A single number is all that's needed: how many lines in the data contain the string "value".
BEGIN SUPPLIED MATERIAL
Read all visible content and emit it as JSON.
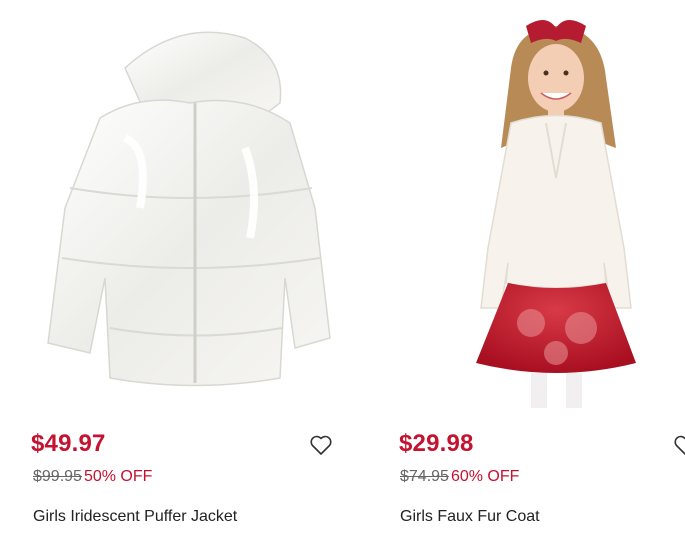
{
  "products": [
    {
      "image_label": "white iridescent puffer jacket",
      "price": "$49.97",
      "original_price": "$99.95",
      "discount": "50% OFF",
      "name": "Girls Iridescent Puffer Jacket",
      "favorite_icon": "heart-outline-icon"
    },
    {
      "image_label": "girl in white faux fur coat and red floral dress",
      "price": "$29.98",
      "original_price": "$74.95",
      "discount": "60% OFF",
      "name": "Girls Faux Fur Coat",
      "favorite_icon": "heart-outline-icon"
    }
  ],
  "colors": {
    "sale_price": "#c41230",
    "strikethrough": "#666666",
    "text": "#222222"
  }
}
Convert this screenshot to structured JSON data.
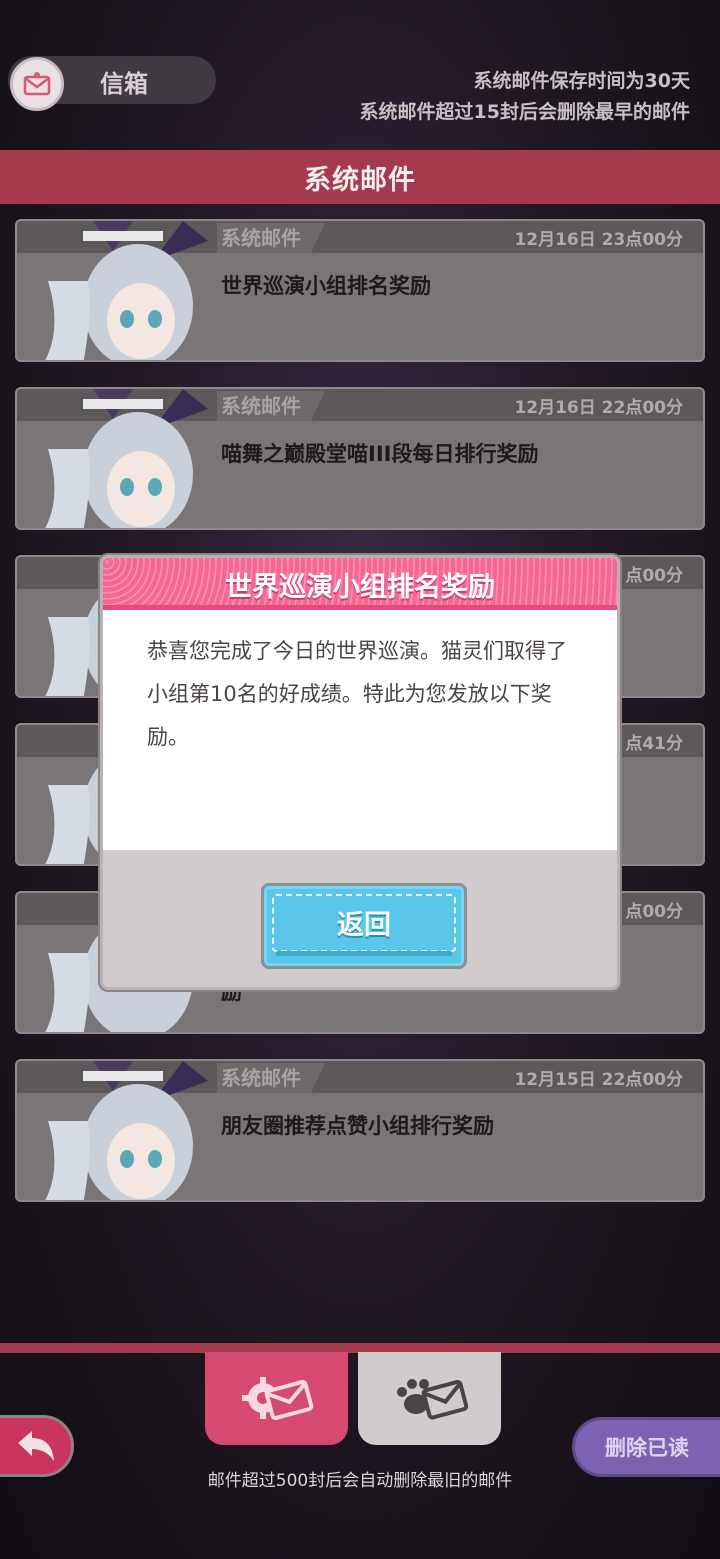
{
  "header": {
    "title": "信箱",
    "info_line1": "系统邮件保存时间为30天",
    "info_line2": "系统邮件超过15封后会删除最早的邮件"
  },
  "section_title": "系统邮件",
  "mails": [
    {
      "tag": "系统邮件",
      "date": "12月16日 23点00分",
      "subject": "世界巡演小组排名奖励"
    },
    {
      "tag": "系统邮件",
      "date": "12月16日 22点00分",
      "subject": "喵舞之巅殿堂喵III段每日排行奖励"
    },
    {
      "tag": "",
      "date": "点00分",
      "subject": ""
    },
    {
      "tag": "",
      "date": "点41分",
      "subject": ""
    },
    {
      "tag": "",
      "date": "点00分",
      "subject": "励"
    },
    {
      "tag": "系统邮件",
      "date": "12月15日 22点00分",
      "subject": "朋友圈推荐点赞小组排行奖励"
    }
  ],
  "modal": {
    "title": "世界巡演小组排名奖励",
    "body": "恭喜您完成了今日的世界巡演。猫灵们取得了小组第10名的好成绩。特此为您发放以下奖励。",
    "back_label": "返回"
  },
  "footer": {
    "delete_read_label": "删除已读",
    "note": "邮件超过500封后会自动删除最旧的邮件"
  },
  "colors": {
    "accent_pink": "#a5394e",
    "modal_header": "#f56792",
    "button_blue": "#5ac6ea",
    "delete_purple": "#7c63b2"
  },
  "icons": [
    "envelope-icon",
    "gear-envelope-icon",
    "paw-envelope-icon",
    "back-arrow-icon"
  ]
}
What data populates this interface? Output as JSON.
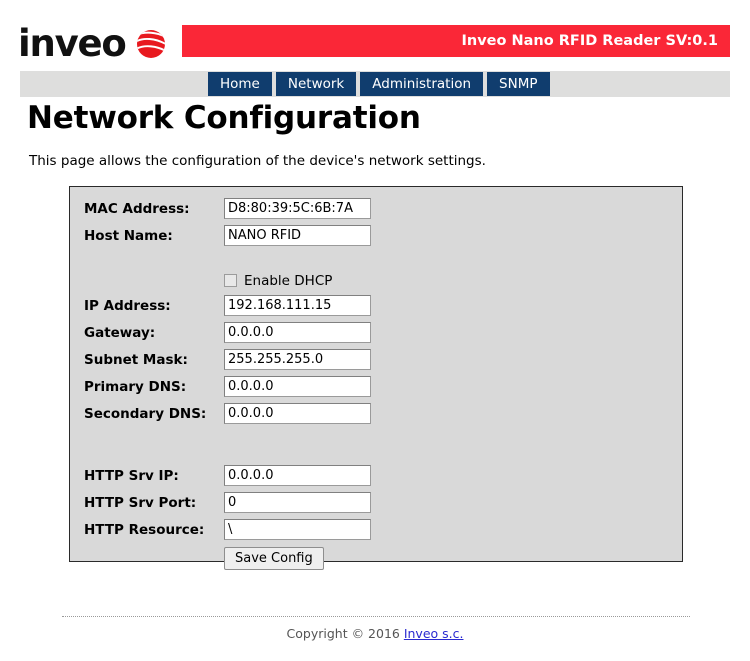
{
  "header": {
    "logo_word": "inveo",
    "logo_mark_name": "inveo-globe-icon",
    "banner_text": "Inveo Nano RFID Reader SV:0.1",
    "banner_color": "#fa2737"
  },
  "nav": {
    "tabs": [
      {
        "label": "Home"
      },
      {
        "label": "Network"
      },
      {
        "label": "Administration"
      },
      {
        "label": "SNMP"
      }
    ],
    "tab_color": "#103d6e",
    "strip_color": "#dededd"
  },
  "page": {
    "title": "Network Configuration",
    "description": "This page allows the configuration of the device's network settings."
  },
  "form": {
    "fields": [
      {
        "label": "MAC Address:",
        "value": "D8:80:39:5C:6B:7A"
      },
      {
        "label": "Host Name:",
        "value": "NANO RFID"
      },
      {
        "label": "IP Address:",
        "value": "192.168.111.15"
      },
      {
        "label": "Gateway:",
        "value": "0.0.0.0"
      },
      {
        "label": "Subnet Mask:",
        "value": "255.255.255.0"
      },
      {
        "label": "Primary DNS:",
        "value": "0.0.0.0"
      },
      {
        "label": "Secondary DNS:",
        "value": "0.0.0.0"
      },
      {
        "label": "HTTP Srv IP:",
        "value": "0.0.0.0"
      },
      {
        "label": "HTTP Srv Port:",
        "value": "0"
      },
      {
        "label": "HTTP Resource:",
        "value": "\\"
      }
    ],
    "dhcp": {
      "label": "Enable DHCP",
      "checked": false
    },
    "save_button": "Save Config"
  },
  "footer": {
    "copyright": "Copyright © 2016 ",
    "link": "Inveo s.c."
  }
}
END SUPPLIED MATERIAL
■ **EXERCISE OUTPUT**: 10